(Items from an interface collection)
:::::

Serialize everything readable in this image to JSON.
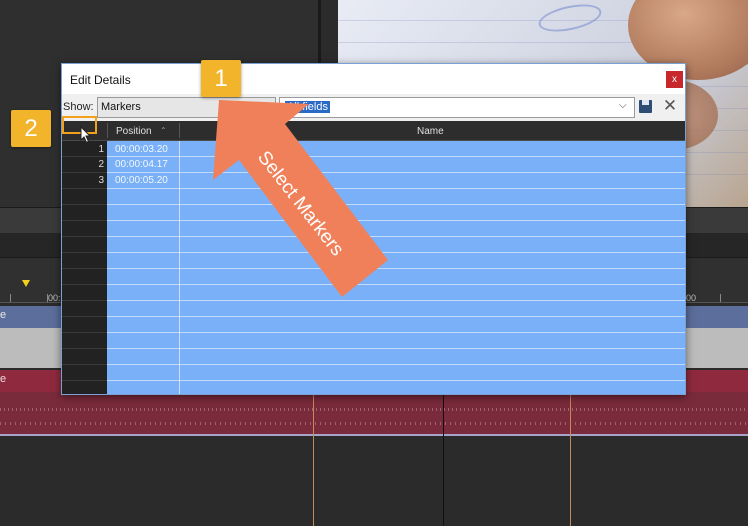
{
  "dialog": {
    "title": "Edit Details",
    "close_glyph": "x",
    "show_label": "Show:",
    "show_value": "Markers",
    "fields_value": "All fields",
    "dropdown_glyph": "⌵",
    "delete_glyph": "✕",
    "columns": [
      "Position",
      "Name"
    ],
    "sort_glyph": "⌃",
    "rows": [
      {
        "num": "1",
        "position": "00:00:03.20",
        "name": ""
      },
      {
        "num": "2",
        "position": "00:00:04.17",
        "name": ""
      },
      {
        "num": "3",
        "position": "00:00:05.20",
        "name": ""
      }
    ]
  },
  "callouts": {
    "badge1": "1",
    "badge2": "2",
    "arrow_text": "Select Markers",
    "arrow_color": "#f0805a",
    "badge_color": "#f2b42a"
  },
  "timeline": {
    "ruler_label_1": "00:",
    "ruler_label_2": "00",
    "track1_name": "e",
    "track2_name": "e"
  },
  "icons": {
    "save": "save-icon",
    "delete": "delete-icon",
    "cursor": "mouse-cursor-icon"
  }
}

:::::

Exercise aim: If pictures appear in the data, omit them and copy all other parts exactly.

Solution below:
Serialize everything readable in this image to JSON.
{
  "dialog": {
    "title": "Edit Details",
    "close_glyph": "x",
    "show_label": "Show:",
    "show_value": "Markers",
    "fields_value": "All fields",
    "dropdown_glyph": "⌵",
    "delete_glyph": "✕",
    "columns": [
      "Position",
      "Name"
    ],
    "sort_glyph": "⌃",
    "rows": [
      {
        "num": "1",
        "position": "00:00:03.20",
        "name": ""
      },
      {
        "num": "2",
        "position": "00:00:04.17",
        "name": ""
      },
      {
        "num": "3",
        "position": "00:00:05.20",
        "name": ""
      }
    ]
  },
  "callouts": {
    "badge1": "1",
    "badge2": "2",
    "arrow_text": "Select Markers",
    "arrow_color": "#f0805a",
    "badge_color": "#f2b42a"
  },
  "timeline": {
    "ruler_label_1": "00:",
    "ruler_label_2": "00",
    "track1_name": "e",
    "track2_name": "e"
  },
  "icons": {
    "save": "save-icon",
    "delete": "delete-icon",
    "cursor": "mouse-cursor-icon"
  }
}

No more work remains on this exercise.